Start of RECORD SET

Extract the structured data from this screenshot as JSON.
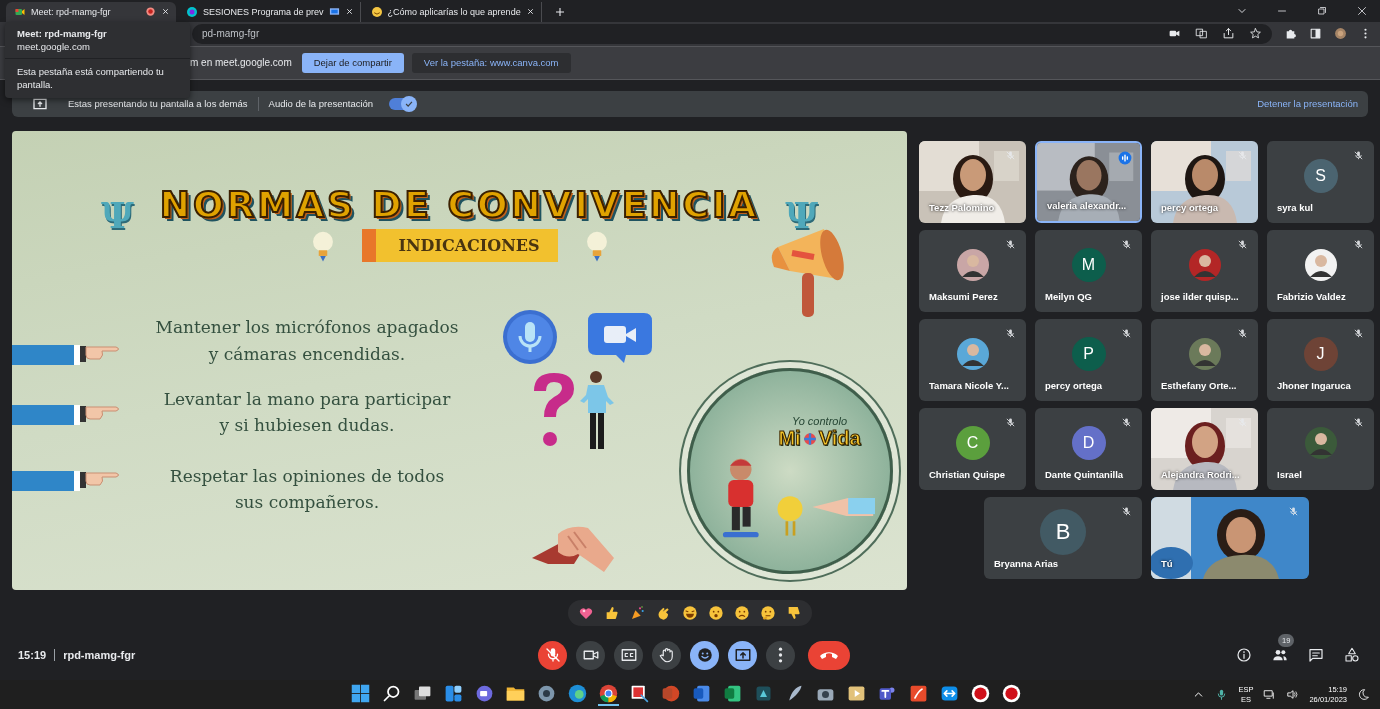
{
  "browser": {
    "tabs": [
      {
        "title": "Meet: rpd-mamg-fgr",
        "selected": true,
        "kind": "meet",
        "recording": true,
        "casting": false
      },
      {
        "title": "SESIONES Programa de prev",
        "selected": false,
        "kind": "canva",
        "recording": false,
        "casting": true
      },
      {
        "title": "¿Cómo aplicarías lo que aprende",
        "selected": false,
        "kind": "emoji",
        "recording": false,
        "casting": false
      }
    ],
    "address": "pd-mamg-fgr",
    "tooltip": {
      "title": "Meet: rpd-mamg-fgr",
      "host": "meet.google.com",
      "note": "Esta pestaña está compartiendo tu pantalla."
    },
    "share_bar": {
      "text": "m en meet.google.com",
      "buttons": [
        {
          "label": "Dejar de compartir",
          "primary": true
        },
        {
          "label": "Ver la pestaña: www.canva.com",
          "primary": false
        }
      ]
    }
  },
  "presenting_bar": {
    "message": "Estas presentando tu pantalla a los demás",
    "audio_label": "Audio de la presentación",
    "audio_on": true,
    "stop": "Detener la presentación"
  },
  "slide": {
    "symbols": [
      "Ψ",
      "Ψ"
    ],
    "title": "NORMAS DE CONVIVENCIA",
    "tag": "INDICACIONES",
    "rules": [
      "Mantener los micrófonos apagados\ny cámaras encendidas.",
      "Levantar la mano para participar\ny si hubiesen dudas.",
      "Respetar las opiniones de todos\nsus compañeros."
    ],
    "badge": {
      "caption": "Yo controlo",
      "word1": "Mi",
      "word2": "Vida"
    }
  },
  "participants": [
    {
      "name": "Tezz Palomino",
      "kind": "video",
      "muted": true
    },
    {
      "name": "valeria alexandr...",
      "kind": "video",
      "muted": false
    },
    {
      "name": "percy ortega",
      "kind": "video",
      "muted": true
    },
    {
      "name": "syra kul",
      "kind": "letter",
      "initial": "S",
      "color": "#4b6470",
      "muted": true
    },
    {
      "name": "Maksumi Perez",
      "muted": true
    },
    {
      "name": "Meilyn QG",
      "kind": "letter",
      "initial": "M",
      "color": "#0d5e4c",
      "muted": true
    },
    {
      "name": "jose ilder quisp...",
      "muted": true
    },
    {
      "name": "Fabrizio Valdez",
      "muted": true
    },
    {
      "name": "Tamara Nicole Y...",
      "muted": true
    },
    {
      "name": "percy ortega",
      "kind": "letter",
      "initial": "P",
      "color": "#0d5e4c",
      "muted": true
    },
    {
      "name": "Esthefany Orte...",
      "muted": true
    },
    {
      "name": "Jhoner Ingaruca",
      "kind": "letter",
      "initial": "J",
      "color": "#6e4336",
      "muted": true
    },
    {
      "name": "Christian Quispe",
      "kind": "letter",
      "initial": "C",
      "color": "#5b9f3d",
      "muted": true
    },
    {
      "name": "Dante Quintanilla",
      "kind": "letter",
      "initial": "D",
      "color": "#6470c8",
      "muted": true
    },
    {
      "name": "Alejandra Rodri...",
      "kind": "video",
      "muted": true
    },
    {
      "name": "Israel",
      "muted": true
    },
    {
      "name": "Bryanna Arias",
      "kind": "letter",
      "initial": "B",
      "color": "#425a64",
      "muted": true
    },
    {
      "name": "Tú",
      "kind": "video",
      "muted": true
    }
  ],
  "meeting": {
    "time": "15:19",
    "code": "rpd-mamg-fgr",
    "controls": [
      {
        "kind": "mic",
        "off": true,
        "highlighted": false
      },
      {
        "kind": "camera",
        "off": false,
        "highlighted": false
      },
      {
        "kind": "captions",
        "highlighted": false
      },
      {
        "kind": "hand",
        "highlighted": false
      },
      {
        "kind": "emoji",
        "highlighted": true
      },
      {
        "kind": "present",
        "highlighted": true
      },
      {
        "kind": "more",
        "highlighted": false
      },
      {
        "kind": "hangup",
        "highlighted": false
      }
    ],
    "people_count": "19"
  },
  "taskbar": {
    "language": "ESP",
    "layout": "ES",
    "time": "15:19",
    "date": "26/01/2023"
  }
}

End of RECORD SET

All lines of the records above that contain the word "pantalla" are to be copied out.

      "note": "Esta pestaña está compartiendo tu pantalla."
    "message": "Estas presentando tu pantalla a los demás",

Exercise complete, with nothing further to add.